No rules are set in stone that determine what should immediately happen once probation is violated. Most probation officers have the power to issue a mere warning or mandate that you appear in court for a hearing, but it depends on the level of your probationary violation. There is no set rule as to what happens immediately after a probation violation is reported. If you go to court, your probation officer may ask for a consequence of sorts, which could range from community service to serving time in jail.

Step 2 - Determining if Probation was Violated

During your probation hearing, a judge will take different factors into consideration to determine whether or not your probation was violated. – such as the nature of the violation, and/or your previous criminal history.

Step 3 - Being Sentenced

If you are found guilty of probation violation, sentencing will occur shortly after your probation hearing. During this time, the court can revoke or increase your probation time as well as put you in jail or give you additional consequences. Various elements a sentencing judge may weigh while deciding your sentence include but are not limited to, your criminal history and the seriousness of your violation.Violating Probation in Florida

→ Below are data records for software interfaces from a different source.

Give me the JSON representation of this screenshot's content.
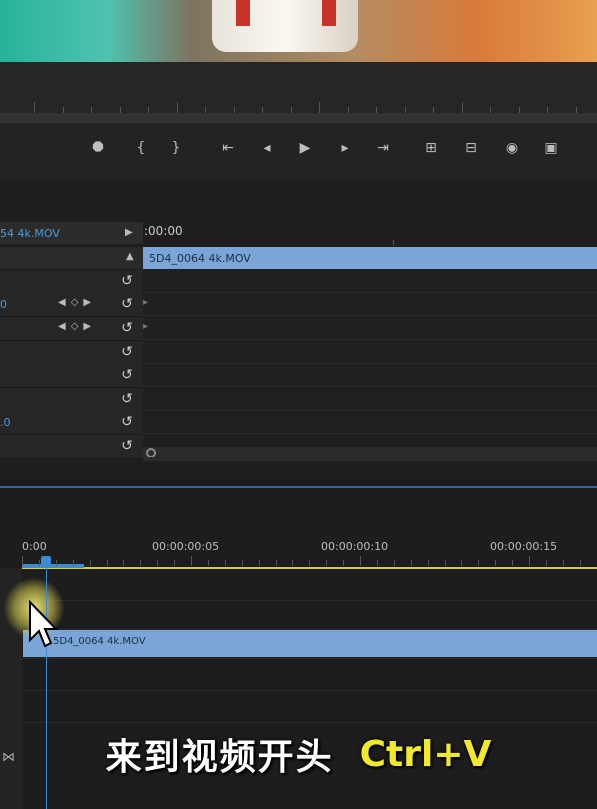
{
  "preview": {
    "description_colors": {
      "left": "#27b39a",
      "right": "#e8a050"
    }
  },
  "monitor": {
    "controls": [
      {
        "name": "marker-icon",
        "glyph": "⯃"
      },
      {
        "name": "mark-in-icon",
        "glyph": "{"
      },
      {
        "name": "mark-out-icon",
        "glyph": "}"
      },
      {
        "name": "go-to-in-icon",
        "glyph": "⇤"
      },
      {
        "name": "step-back-icon",
        "glyph": "◂"
      },
      {
        "name": "play-icon",
        "glyph": "▶"
      },
      {
        "name": "step-forward-icon",
        "glyph": "▸"
      },
      {
        "name": "go-to-out-icon",
        "glyph": "⇥"
      },
      {
        "name": "lift-icon",
        "glyph": "⊞"
      },
      {
        "name": "extract-icon",
        "glyph": "⊟"
      },
      {
        "name": "export-frame-icon",
        "glyph": "◉"
      },
      {
        "name": "compare-icon",
        "glyph": "▣"
      }
    ]
  },
  "effect_controls": {
    "clip_name": "54 4k.MOV",
    "timecode": ":00:00",
    "clip_label": "5D4_0064 4k.MOV",
    "row_values": [
      "",
      "0",
      "",
      "",
      "",
      "",
      ".0",
      ""
    ],
    "reset_glyph": "↺"
  },
  "timeline": {
    "timecodes": [
      "0:00",
      "00:00:00:05",
      "00:00:00:10",
      "00:00:00:15"
    ],
    "clip_label": "5D4_0064 4k.MOV"
  },
  "subtitle": {
    "text": "来到视频开头",
    "shortcut": "Ctrl+V"
  },
  "colors": {
    "accent_blue": "#3d8ad4",
    "clip_blue": "#7aa5d6",
    "shortcut_yellow": "#f1ea2c"
  }
}
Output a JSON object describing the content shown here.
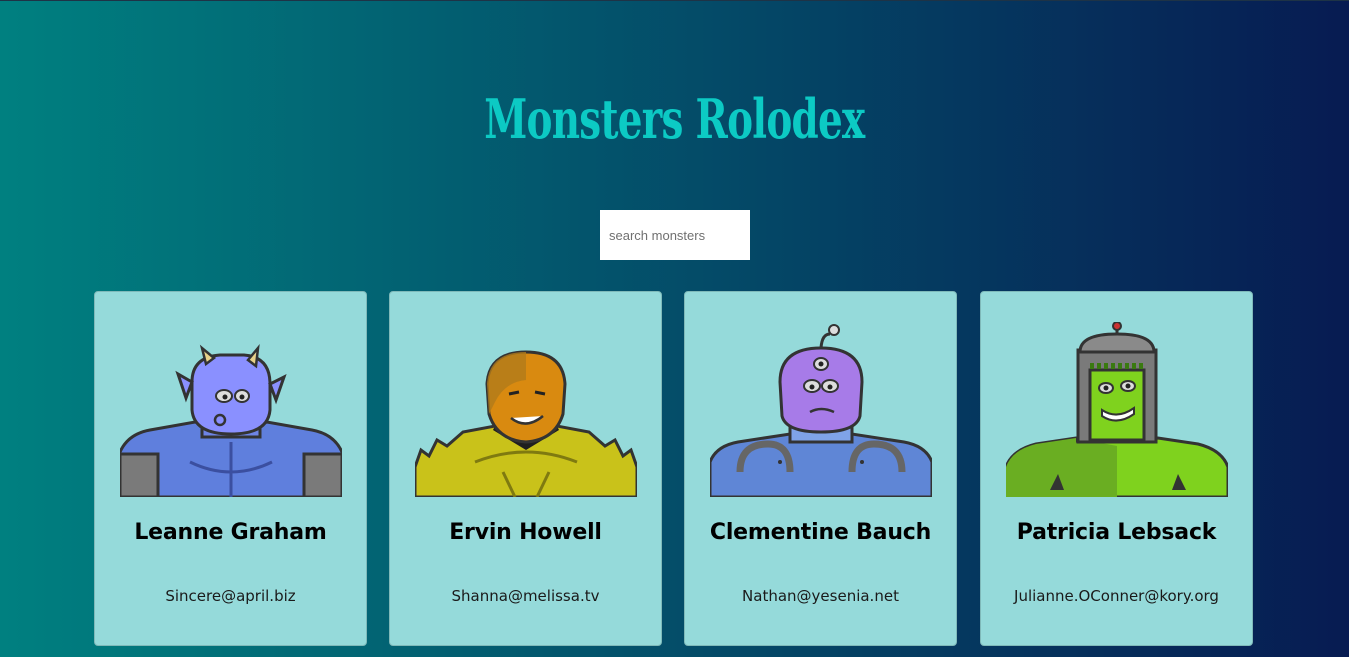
{
  "app": {
    "title": "Monsters Rolodex",
    "title_color": "#0ccac4",
    "background_gradient": [
      "#008080",
      "#071b52"
    ]
  },
  "search": {
    "placeholder": "search monsters",
    "value": ""
  },
  "cards": [
    {
      "name": "Leanne Graham",
      "email": "Sincere@april.biz",
      "avatar_icon": "blue-horned-monster-icon",
      "primary_color": "#7b8cf5"
    },
    {
      "name": "Ervin Howell",
      "email": "Shanna@melissa.tv",
      "avatar_icon": "orange-spiky-monster-icon",
      "primary_color": "#d98a10"
    },
    {
      "name": "Clementine Bauch",
      "email": "Nathan@yesenia.net",
      "avatar_icon": "purple-cyclops-monster-icon",
      "primary_color": "#a77be8"
    },
    {
      "name": "Patricia Lebsack",
      "email": "Julianne.OConner@kory.org",
      "avatar_icon": "green-robot-monster-icon",
      "primary_color": "#7fd21e"
    }
  ],
  "card_background": "#95dada"
}
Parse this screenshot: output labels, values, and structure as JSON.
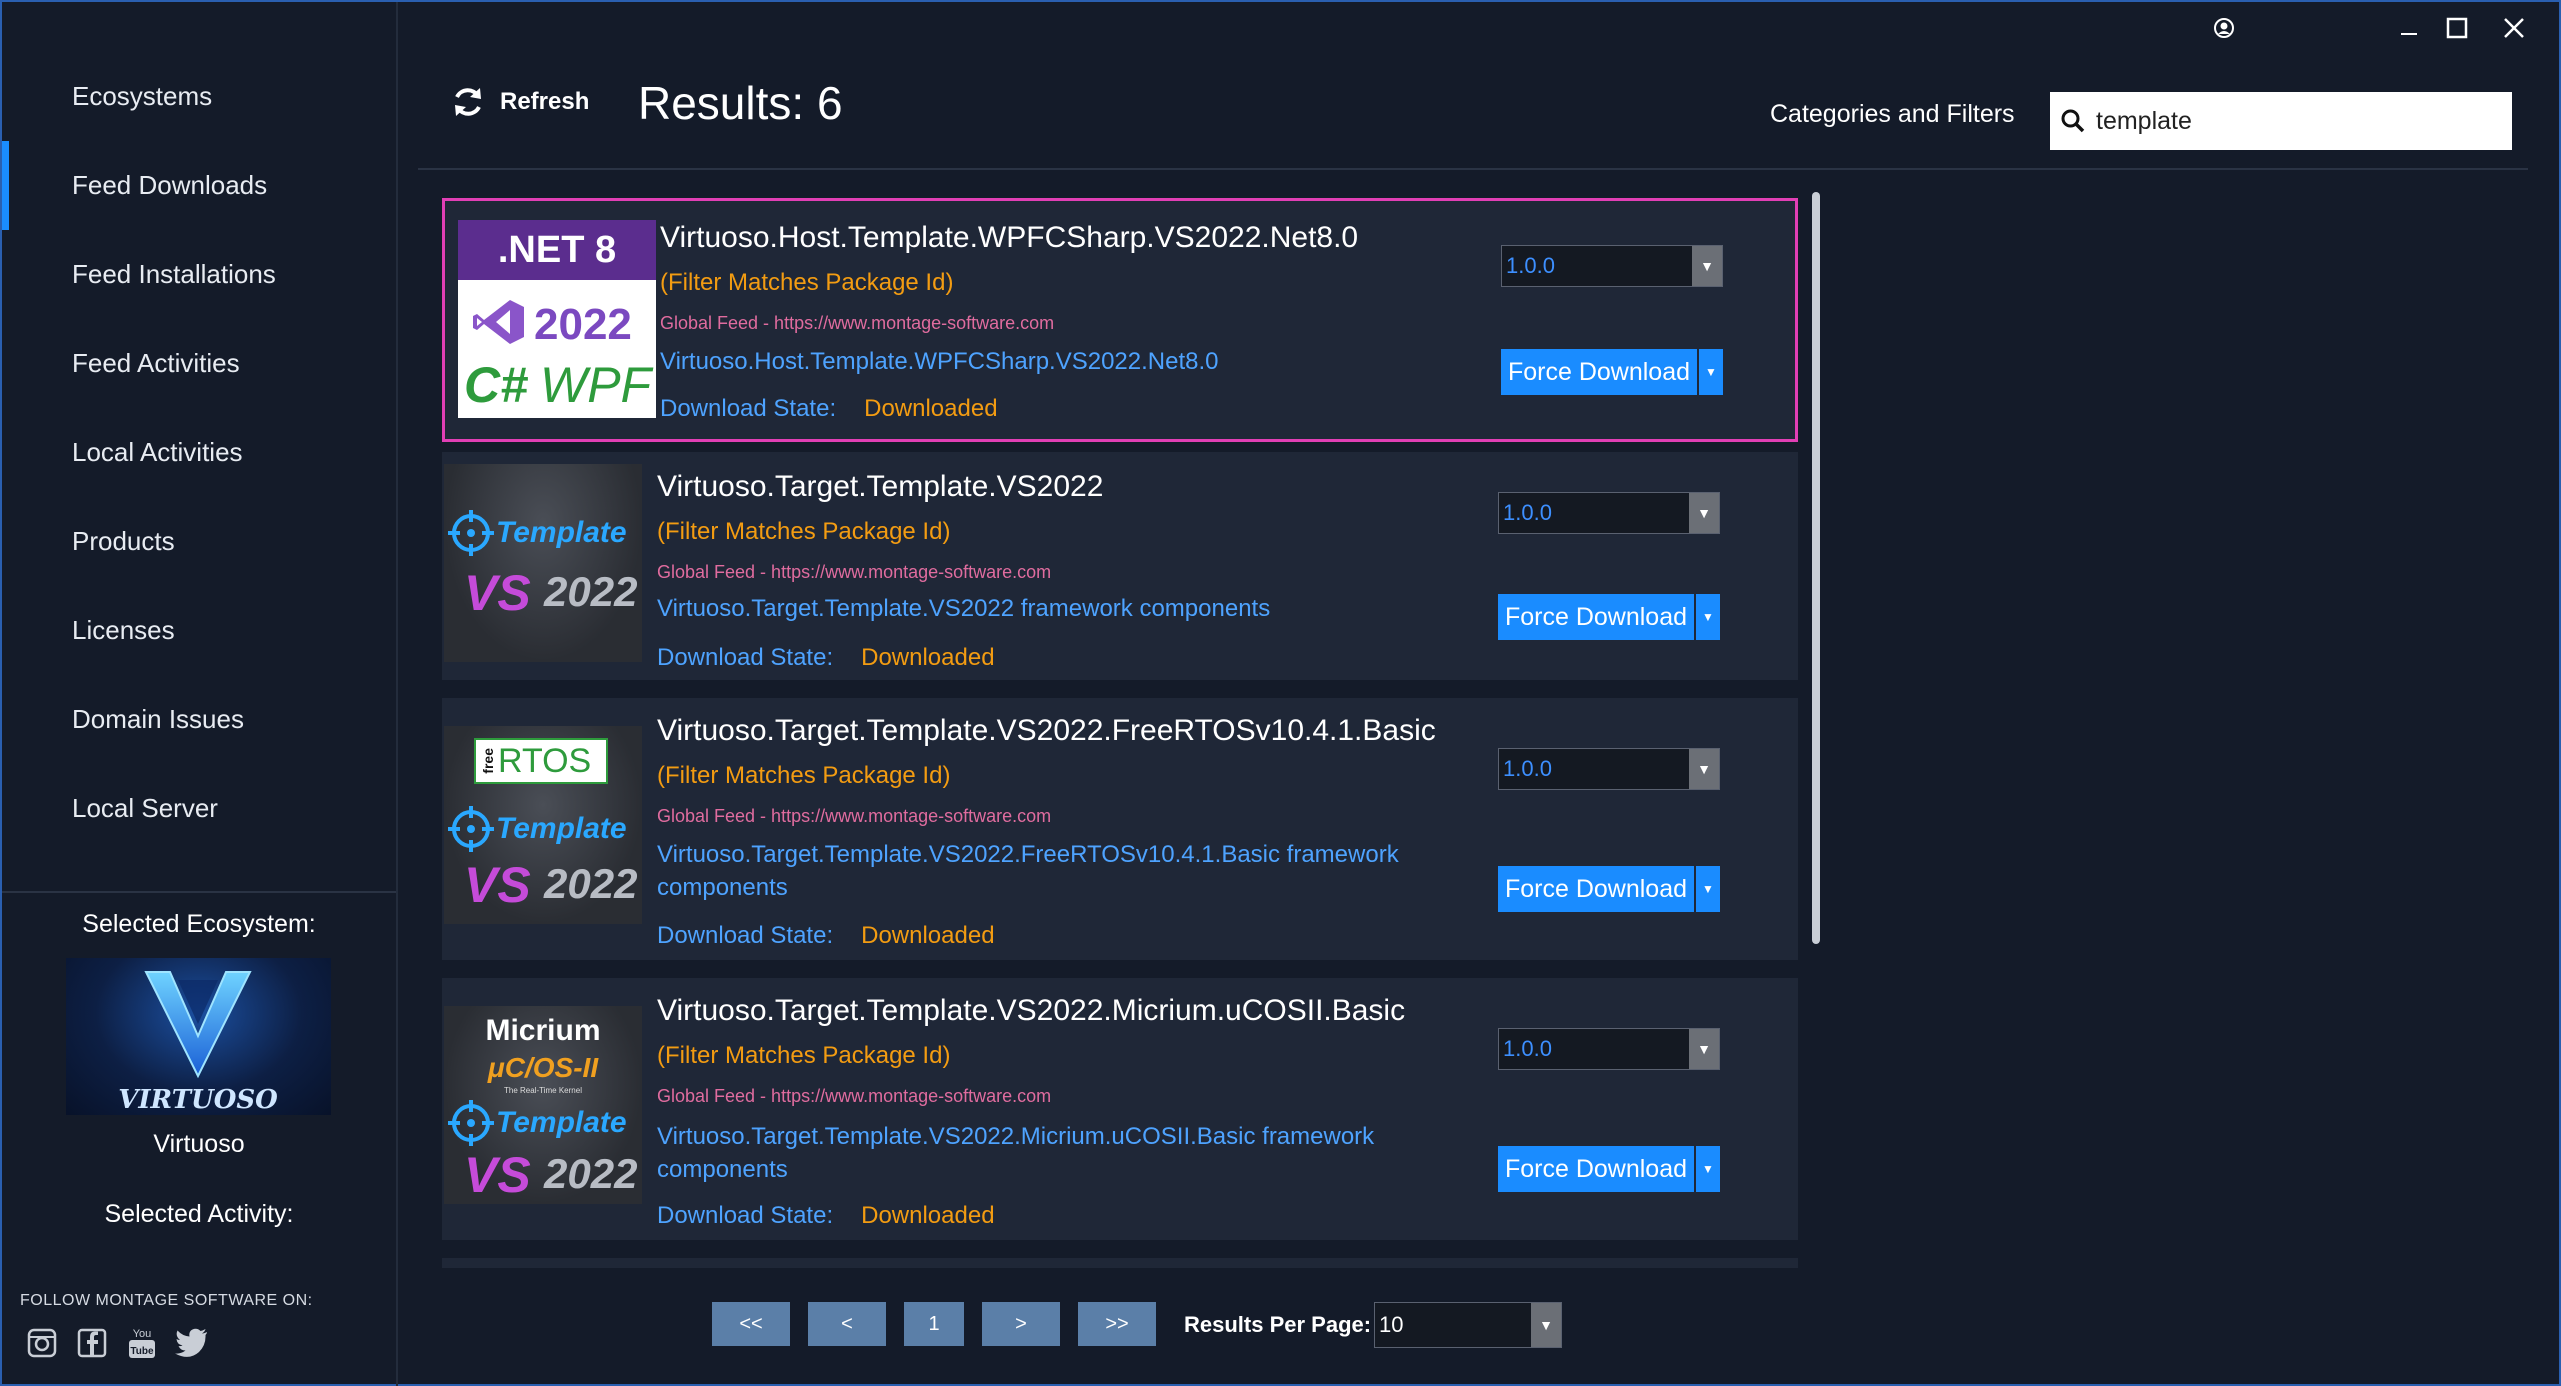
{
  "sidebar": {
    "items": [
      {
        "label": "Ecosystems"
      },
      {
        "label": "Feed Downloads"
      },
      {
        "label": "Feed Installations"
      },
      {
        "label": "Feed Activities"
      },
      {
        "label": "Local Activities"
      },
      {
        "label": "Products"
      },
      {
        "label": "Licenses"
      },
      {
        "label": "Domain Issues"
      },
      {
        "label": "Local Server"
      }
    ],
    "active_item": "Feed Downloads",
    "selected_ecosystem_label": "Selected Ecosystem:",
    "ecosystem_name": "Virtuoso",
    "ecosystem_logo_text": "VIRTUOSO",
    "selected_activity_label": "Selected Activity:",
    "follow_text": "FOLLOW MONTAGE SOFTWARE ON:",
    "social_icons": [
      "instagram-icon",
      "facebook-icon",
      "youtube-icon",
      "twitter-icon"
    ]
  },
  "header": {
    "refresh_label": "Refresh",
    "results_text": "Results: 6",
    "categories_label": "Categories and Filters",
    "search_value": "template"
  },
  "results": [
    {
      "title": "Virtuoso.Host.Template.WPFCSharp.VS2022.Net8.0",
      "filter": "(Filter Matches Package Id)",
      "feed": "Global Feed - https://www.montage-software.com",
      "description": "Virtuoso.Host.Template.WPFCSharp.VS2022.Net8.0",
      "state_label": "Download State:",
      "state_value": "Downloaded",
      "version": "1.0.0",
      "button_label": "Force Download",
      "thumb": {
        "line1": ".NET 8",
        "line2": "2022",
        "line3": "C#",
        "line4": "WPF"
      }
    },
    {
      "title": "Virtuoso.Target.Template.VS2022",
      "filter": "(Filter Matches Package Id)",
      "feed": "Global Feed - https://www.montage-software.com",
      "description": "Virtuoso.Target.Template.VS2022 framework components",
      "state_label": "Download State:",
      "state_value": "Downloaded",
      "version": "1.0.0",
      "button_label": "Force Download",
      "thumb": {
        "line1": "Template",
        "line2": "VS",
        "line3": "2022"
      }
    },
    {
      "title": "Virtuoso.Target.Template.VS2022.FreeRTOSv10.4.1.Basic",
      "filter": "(Filter Matches Package Id)",
      "feed": "Global Feed - https://www.montage-software.com",
      "description": "Virtuoso.Target.Template.VS2022.FreeRTOSv10.4.1.Basic framework components",
      "state_label": "Download State:",
      "state_value": "Downloaded",
      "version": "1.0.0",
      "button_label": "Force Download",
      "thumb": {
        "badge_small": "free",
        "badge": "RTOS",
        "line1": "Template",
        "line2": "VS",
        "line3": "2022"
      }
    },
    {
      "title": "Virtuoso.Target.Template.VS2022.Micrium.uCOSII.Basic",
      "filter": "(Filter Matches Package Id)",
      "feed": "Global Feed - https://www.montage-software.com",
      "description": "Virtuoso.Target.Template.VS2022.Micrium.uCOSII.Basic framework components",
      "state_label": "Download State:",
      "state_value": "Downloaded",
      "version": "1.0.0",
      "button_label": "Force Download",
      "thumb": {
        "brand": "Micrium",
        "product": "μC/OS-II",
        "tagline": "The Real-Time Kernel",
        "line1": "Template",
        "line2": "VS",
        "line3": "2022"
      }
    }
  ],
  "pagination": {
    "first": "<<",
    "prev": "<",
    "page": "1",
    "next": ">",
    "last": ">>",
    "per_page_label": "Results Per Page:",
    "per_page_value": "10"
  },
  "colors": {
    "background": "#141b29",
    "card": "#1f2737",
    "accent": "#1a8cff",
    "link": "#4ea3ff",
    "orange": "#f39c12",
    "feed_pink": "#e06c9f",
    "selection": "#e13fb5"
  }
}
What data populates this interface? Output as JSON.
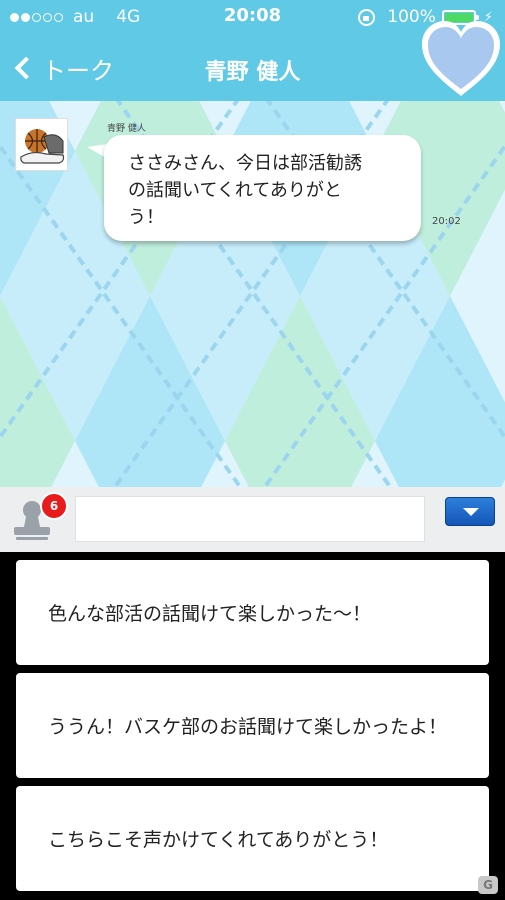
{
  "status_bar": {
    "carrier": "au",
    "network": "4G",
    "time": "20:08",
    "battery": "100%"
  },
  "nav": {
    "back_label": "トーク",
    "title": "青野 健人"
  },
  "chat": {
    "sender_name": "青野 健人",
    "message_line1": "ささみさん、今日は部活勧誘",
    "message_line2": "の話聞いてくれてありがと",
    "message_line3": "う！",
    "time": "20:02"
  },
  "input": {
    "badge_count": "6",
    "placeholder": ""
  },
  "choices": [
    {
      "label": "色んな部活の話聞けて楽しかった〜！"
    },
    {
      "label": "ううん！バスケ部のお話聞けて楽しかったよ！"
    },
    {
      "label": "こちらこそ声かけてくれてありがとう！"
    }
  ],
  "colors": {
    "header": "#5fc9e6",
    "argyle_blue": "#aee6f8",
    "argyle_mint": "#bfeedd",
    "argyle_light": "#dff4fd",
    "heart": "#a8c8f0",
    "badge": "#e81c1c"
  },
  "icons": {
    "back": "chevron-left-icon",
    "heart": "heart-icon",
    "stamp": "stamp-icon",
    "dropdown": "triangle-down-icon"
  }
}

Consequences for Violating Probation

When it comes to the various consequences one can suffer from violating probation, there are a plethora of different events that can happen.

Among these include:

  • Warning – A warning from your probation officer is likely if it is your first time violating probation.
  • Rehabilitation – If drugs or alcohol were involved in your probation violation – whether you failed a drug test or had something in your possession – you may be ordered to spend time in rehab. Refusal to do so could lead to jail time.
  • Fines – Sometimes you may be expected to pay extra fines, whether it’s to the victim of the original crime or to the court itself.
  • Community Service – A probation officer may order community service hours to be completed.
  • New Charges – New charges could be filed against you if your probation violation involved committing a new crime.
  • Prison Time – Prison time for probation violations are usually short-lived, depending on the violation that occurred.
  • Increased Probationary Period – If your probation officer doesn’t feel you’re ready to leave probation just yet, your probation period may be extended.
  • Revoking Probation – Your probation may be revoked by a judge.
  • Counseling – If your probation officer notices there are other problems involved that could have caused your probation violation, such as mental issues, you may be ordered to go to counseling services, such as therapy.

If you or a loved one is in legal trouble for violating probation, make sure that you are seeking experienced legal counsel that can help you during this time. The Berman Law Group has the driven, dedicated and experienced South Florida criminal defense attorneys ready to help you, no matter your probation situation.

Call us today at (800) 375-5555 for a free consultation.